Saturday, July 26, 2008
From the Wall Street Journal's Market Watch:
OLDWICK, N.J., Jul 25, 2008 (BUSINESS WIRE) -- Falling medical malpractice premiums led to a 15% drop in net premiums written between 2006 and 2007 for a composite of captive insurance companies, but captives overall benefited from favorable underwriting trends, according to a new A.M. Best Co.'s special report in BestWeek U.S./Canada.
Friday, July 25, 2008
Sometimes the first sentence of an article says it all:
Plaintiffs lawyers are advertising on the Internet for clients whose granite countertops are emitting high levels of radon.
If necessary, the rest of the story from the ABA Journal is here.
On Wednesday, the Massachusetts Supreme Judicial Court acknowledged, for the first time, that the loss of chance doctrine was good law in that jurisdiction:
"Where a physician's negligence reduces or eliminates the patient's prospects for achieving a more favorable medical outcome, the physician has harmed the patient and is liable for damages," the court said in a decision written by Chief Justice Margaret Marshall.

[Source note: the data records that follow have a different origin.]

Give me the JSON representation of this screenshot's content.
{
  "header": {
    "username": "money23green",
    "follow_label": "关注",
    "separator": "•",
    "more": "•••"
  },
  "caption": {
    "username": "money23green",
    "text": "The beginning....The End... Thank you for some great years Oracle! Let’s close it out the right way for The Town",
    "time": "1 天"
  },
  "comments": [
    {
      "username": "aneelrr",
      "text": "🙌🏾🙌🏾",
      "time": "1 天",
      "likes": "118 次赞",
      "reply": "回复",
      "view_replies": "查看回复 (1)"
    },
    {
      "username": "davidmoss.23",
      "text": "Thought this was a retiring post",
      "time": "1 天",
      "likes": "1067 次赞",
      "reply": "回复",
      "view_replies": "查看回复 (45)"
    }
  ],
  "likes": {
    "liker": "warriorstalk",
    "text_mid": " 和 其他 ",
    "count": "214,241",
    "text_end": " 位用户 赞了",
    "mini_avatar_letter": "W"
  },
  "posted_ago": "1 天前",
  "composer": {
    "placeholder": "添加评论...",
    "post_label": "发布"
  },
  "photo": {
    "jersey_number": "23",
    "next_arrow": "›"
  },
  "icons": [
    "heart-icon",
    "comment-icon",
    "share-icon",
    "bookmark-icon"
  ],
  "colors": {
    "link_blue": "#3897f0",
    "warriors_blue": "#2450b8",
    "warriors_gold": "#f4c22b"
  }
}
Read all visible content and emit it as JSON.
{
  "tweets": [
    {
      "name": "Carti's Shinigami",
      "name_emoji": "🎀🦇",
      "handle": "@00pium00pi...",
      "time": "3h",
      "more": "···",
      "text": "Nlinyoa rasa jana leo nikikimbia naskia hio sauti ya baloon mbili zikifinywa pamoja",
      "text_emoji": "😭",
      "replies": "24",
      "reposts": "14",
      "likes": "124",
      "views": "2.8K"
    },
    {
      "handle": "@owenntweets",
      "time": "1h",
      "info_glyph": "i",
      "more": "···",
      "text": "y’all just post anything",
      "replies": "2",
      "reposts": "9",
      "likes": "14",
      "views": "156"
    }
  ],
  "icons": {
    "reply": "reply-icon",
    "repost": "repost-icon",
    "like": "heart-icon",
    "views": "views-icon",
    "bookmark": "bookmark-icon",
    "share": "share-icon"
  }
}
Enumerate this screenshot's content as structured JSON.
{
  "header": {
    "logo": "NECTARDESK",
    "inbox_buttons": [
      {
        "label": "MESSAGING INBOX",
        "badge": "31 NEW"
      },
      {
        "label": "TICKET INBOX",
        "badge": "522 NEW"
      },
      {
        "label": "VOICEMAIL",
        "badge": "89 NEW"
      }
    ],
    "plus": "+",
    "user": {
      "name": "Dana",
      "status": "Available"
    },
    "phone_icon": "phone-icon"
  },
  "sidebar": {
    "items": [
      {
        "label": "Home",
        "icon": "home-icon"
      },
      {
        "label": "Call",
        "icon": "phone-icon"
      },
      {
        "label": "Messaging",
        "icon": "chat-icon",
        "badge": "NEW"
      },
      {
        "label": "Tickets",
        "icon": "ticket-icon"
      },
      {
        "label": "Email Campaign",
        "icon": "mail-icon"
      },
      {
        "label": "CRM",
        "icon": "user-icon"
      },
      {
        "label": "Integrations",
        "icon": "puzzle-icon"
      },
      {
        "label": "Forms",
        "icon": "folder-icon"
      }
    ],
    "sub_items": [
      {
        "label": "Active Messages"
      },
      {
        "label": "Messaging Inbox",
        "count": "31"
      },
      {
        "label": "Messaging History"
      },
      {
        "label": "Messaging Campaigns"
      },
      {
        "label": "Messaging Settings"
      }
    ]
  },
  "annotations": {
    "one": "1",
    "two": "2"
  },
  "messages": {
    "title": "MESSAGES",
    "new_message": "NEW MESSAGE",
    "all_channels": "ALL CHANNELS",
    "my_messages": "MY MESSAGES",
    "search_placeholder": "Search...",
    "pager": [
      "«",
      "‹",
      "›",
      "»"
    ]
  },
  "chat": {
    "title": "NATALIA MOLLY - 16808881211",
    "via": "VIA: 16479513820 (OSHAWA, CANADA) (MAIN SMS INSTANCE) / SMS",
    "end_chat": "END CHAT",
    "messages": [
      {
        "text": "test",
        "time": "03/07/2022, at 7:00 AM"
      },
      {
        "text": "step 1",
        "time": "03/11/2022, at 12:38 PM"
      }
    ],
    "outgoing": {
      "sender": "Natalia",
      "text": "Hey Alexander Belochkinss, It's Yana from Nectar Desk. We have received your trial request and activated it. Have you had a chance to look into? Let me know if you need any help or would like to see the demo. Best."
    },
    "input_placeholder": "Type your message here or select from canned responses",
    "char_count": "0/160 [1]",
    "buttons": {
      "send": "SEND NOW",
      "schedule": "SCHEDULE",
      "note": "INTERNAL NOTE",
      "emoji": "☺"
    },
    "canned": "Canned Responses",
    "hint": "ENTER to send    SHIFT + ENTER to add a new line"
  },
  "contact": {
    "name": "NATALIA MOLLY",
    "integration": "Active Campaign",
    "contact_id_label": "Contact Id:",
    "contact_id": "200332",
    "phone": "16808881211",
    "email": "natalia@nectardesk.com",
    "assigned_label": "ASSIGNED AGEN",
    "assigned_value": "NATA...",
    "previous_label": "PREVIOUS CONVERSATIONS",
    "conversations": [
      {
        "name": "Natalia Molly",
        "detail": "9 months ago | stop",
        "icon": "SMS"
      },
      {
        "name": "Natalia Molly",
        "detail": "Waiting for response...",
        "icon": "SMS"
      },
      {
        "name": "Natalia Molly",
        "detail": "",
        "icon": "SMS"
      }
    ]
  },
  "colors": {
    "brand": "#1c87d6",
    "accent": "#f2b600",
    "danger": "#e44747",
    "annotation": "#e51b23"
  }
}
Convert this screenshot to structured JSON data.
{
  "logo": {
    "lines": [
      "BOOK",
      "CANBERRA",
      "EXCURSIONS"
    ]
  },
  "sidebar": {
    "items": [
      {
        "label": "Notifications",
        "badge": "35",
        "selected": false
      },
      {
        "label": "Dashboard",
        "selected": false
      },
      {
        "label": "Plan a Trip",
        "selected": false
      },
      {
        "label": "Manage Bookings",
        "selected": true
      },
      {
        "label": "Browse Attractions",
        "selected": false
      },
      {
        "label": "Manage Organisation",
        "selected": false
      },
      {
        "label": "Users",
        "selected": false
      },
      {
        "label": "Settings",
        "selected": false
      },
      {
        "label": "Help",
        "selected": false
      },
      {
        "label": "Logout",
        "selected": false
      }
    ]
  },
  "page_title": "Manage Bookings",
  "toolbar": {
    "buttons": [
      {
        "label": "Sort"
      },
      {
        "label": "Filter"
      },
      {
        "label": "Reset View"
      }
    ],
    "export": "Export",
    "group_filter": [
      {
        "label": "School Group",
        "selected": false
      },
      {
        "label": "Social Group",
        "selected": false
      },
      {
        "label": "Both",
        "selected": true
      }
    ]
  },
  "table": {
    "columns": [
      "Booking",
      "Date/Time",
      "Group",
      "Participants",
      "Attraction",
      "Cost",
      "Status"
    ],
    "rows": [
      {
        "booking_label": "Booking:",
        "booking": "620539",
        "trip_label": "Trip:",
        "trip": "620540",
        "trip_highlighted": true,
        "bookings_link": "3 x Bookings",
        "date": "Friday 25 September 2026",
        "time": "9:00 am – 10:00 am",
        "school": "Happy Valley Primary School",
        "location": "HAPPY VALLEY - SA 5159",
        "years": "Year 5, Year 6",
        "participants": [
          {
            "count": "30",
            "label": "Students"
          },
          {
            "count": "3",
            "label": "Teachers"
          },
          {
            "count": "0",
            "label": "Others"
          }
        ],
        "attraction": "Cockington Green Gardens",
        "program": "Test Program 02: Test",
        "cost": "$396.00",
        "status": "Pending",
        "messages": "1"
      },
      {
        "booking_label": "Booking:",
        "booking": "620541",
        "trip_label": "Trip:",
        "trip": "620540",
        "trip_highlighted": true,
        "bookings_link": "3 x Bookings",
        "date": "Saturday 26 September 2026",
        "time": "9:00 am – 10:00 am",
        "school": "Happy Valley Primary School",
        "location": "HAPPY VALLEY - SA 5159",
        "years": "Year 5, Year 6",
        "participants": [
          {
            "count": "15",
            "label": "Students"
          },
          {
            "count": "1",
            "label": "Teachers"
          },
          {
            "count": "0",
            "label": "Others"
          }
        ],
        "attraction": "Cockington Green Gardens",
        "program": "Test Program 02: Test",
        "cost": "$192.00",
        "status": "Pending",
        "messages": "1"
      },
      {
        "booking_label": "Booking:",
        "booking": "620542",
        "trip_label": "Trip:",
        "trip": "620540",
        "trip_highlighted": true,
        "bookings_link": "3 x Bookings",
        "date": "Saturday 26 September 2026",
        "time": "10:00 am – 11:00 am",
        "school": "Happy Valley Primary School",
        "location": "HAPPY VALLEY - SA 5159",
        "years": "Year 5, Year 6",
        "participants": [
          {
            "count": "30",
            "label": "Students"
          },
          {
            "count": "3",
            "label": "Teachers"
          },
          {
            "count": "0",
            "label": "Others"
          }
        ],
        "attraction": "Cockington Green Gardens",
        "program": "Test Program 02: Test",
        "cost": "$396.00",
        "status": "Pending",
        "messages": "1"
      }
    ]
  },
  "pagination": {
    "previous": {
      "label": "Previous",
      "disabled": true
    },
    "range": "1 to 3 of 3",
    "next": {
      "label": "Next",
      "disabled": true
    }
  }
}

Damages will be awarded proportionate to the diminished survival rate caused by the physician's negligence. The full story is here.
Thursday, July 24, 2008
Julie Hilden's column this week on Writ discusses some advantages held by online news sources in the context of defamation litigation (focused largely on the shallow pockets of bloggers) and suggests some ways that bigger players might achieve similar results.
Monday, July 21, 2008
This morning, the Northwestern University Law Review's Colloquy posted part I of Cathy Sharkey's What Riegel Portends for FDA Preemption of State Law Products Liability Claims. Part II will be available on Thursday.
A very interesting new site, Thoreau-FDA.com, has been launched, purportedly by current and former FDA employees concerned about the operation of the FDA, in particular in drug review, and in particular about directives from "upper management."
The domain is registered to James Dickinson, who operates FDAweb.com, but he states he just allowed his name to be used for registration. (Query whether that's consistent with ICANN's policy requiring accurate contact information -- and also observe that the group could, for nine bucks, registered the domain anonymously through the registrar they're already with, GoDaddy.com. But that's all a little beside the point, I suppose.)
The Kaiser Family Foundation, through its Health08.org website, has posted [PDF] a side-by-side comparison of the presidential candidates' proposals for healthcare policy. Sen. McCain cites "tort reform" as a way to reduce costs. On a fairly cursory review of the candidates' websites, I think it's fair to say neither candidate has liability measures as anything close to central to their campaigns.
(Disclosure: I have made a modest contribution to Obama's campaign, but have no other involvement in the campaign.)